Struggling in the conditions, Villeneuve lost his third place to Marc Goossens and he was dropping back towards Alex. As the cars entered the last lap, Alex had reduced the gap to Villeneuve and, exiting the Gilles Villeneuve chicane, Alex got a better drive out of the corner to get inside Jacques and past him, taking over fourth place.


With now just three corners before the finishing line, Alex used all his experience and skills to protect his fourth-place position and bring his No 90 Braxx Racing Chevrolet Camaro across the line in fourth place in conditions better suited to a boat than a car.

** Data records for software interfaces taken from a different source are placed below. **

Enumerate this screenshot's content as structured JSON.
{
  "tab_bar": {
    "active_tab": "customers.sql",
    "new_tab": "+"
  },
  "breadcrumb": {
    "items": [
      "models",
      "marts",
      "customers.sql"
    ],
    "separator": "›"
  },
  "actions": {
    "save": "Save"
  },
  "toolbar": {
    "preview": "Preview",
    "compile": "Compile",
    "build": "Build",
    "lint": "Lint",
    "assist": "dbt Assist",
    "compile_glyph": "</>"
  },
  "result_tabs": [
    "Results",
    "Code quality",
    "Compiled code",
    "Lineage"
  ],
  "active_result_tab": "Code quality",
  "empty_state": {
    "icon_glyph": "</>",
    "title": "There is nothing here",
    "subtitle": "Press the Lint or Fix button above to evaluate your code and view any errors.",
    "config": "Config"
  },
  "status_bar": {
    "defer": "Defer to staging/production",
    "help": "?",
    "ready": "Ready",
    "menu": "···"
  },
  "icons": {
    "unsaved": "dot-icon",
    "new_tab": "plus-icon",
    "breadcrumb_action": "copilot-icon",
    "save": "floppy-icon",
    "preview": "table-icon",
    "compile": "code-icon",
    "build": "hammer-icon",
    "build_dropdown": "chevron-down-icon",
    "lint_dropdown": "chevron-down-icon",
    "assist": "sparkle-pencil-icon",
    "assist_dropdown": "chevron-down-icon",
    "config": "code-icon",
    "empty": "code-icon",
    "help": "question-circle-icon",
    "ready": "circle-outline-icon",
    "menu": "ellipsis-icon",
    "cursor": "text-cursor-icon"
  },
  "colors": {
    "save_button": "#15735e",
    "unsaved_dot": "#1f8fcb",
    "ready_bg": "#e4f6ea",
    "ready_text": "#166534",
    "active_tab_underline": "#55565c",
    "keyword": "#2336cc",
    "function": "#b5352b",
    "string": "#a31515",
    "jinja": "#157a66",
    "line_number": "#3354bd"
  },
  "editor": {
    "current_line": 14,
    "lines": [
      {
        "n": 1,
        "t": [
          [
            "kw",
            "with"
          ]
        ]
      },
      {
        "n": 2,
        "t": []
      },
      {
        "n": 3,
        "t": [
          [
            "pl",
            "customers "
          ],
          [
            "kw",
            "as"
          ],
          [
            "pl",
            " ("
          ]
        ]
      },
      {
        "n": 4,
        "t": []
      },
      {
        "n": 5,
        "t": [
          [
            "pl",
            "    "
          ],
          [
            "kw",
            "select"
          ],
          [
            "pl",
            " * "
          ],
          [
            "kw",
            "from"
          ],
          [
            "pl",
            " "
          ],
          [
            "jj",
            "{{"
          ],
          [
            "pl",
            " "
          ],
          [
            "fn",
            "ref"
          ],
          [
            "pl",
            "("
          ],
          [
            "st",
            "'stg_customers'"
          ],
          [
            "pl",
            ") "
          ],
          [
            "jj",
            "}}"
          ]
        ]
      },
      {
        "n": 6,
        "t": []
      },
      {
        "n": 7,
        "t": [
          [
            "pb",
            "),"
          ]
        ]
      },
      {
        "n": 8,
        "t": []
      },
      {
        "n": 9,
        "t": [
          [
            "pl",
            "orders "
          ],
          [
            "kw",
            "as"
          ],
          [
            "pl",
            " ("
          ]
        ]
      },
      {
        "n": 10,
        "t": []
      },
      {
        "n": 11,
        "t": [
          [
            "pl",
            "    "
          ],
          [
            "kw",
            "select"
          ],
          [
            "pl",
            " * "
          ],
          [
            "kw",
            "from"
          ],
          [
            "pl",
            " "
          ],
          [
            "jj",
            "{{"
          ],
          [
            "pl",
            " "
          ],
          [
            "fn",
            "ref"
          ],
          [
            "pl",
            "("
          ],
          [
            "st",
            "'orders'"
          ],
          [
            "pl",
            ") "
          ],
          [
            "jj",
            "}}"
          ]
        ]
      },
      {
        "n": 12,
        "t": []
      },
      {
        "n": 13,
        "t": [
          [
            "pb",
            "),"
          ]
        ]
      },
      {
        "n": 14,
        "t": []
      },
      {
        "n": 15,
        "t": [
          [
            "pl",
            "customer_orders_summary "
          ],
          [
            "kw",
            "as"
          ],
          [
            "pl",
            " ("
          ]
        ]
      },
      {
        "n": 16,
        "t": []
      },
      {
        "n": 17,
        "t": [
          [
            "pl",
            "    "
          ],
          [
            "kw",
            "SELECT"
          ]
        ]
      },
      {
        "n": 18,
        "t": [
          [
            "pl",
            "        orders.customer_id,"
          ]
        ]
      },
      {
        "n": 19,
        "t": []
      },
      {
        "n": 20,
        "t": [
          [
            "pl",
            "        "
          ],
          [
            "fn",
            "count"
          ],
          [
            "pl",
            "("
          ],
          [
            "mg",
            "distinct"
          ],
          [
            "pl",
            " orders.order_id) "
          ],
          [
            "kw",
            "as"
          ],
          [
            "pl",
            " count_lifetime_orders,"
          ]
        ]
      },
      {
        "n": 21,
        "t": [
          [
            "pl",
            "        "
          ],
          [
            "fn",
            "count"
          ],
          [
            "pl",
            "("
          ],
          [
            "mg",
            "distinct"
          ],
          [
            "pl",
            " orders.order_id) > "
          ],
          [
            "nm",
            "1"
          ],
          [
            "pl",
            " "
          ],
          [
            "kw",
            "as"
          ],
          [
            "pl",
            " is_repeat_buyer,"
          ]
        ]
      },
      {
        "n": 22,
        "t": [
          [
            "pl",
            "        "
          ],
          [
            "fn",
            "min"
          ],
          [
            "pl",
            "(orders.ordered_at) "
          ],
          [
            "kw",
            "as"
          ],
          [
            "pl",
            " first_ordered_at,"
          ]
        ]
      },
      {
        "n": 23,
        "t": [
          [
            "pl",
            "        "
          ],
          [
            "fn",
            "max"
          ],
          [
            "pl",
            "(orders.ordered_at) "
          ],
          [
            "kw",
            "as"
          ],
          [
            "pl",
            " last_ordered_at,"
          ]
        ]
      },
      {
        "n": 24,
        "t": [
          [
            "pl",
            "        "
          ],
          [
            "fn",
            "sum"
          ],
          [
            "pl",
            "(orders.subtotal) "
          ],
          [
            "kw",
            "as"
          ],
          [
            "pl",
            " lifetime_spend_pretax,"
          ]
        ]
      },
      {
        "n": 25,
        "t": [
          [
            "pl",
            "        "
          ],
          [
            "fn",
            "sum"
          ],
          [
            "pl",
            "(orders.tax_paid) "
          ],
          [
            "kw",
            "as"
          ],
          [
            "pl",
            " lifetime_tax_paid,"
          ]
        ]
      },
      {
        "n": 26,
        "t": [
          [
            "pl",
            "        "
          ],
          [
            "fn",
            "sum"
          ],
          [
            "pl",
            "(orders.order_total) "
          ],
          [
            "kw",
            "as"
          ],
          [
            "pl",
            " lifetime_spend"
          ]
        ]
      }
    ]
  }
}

“Race 2 was probably one of the hardest races I've ever had, fighting illness, the conditions, my own car and some of the world's best drivers! It was great fun, we had really good pace which goes to show that we could have got even higher up with a better set of initial laps, but hindsight is always 20/20.”


Fourth place was also good enough to give Alex another Junior Podium finish, this time as first Junior driver. Also, it was a great finish for Alex’s Braxx team with a third and fourth place finish, from Marc and Alex.


"I started in Spain with a podium in my first race and, after an unanticipated break in the season, now I have finished my last race on the podium. On the whole, I have learned a lot this year, both on and on the track. I have continued to develop as a driver and, more than ever, I am proud to be a NASCAR driver. This is a great position to build from for 2020, I have big plans, working on a new programme with one goal, to win the NASCAR Whelen Euro Series. If anyone is interested in joining me on this journey, I invite them to contact me,” reflected Alex.

©2020 Alex Sedgwick Racing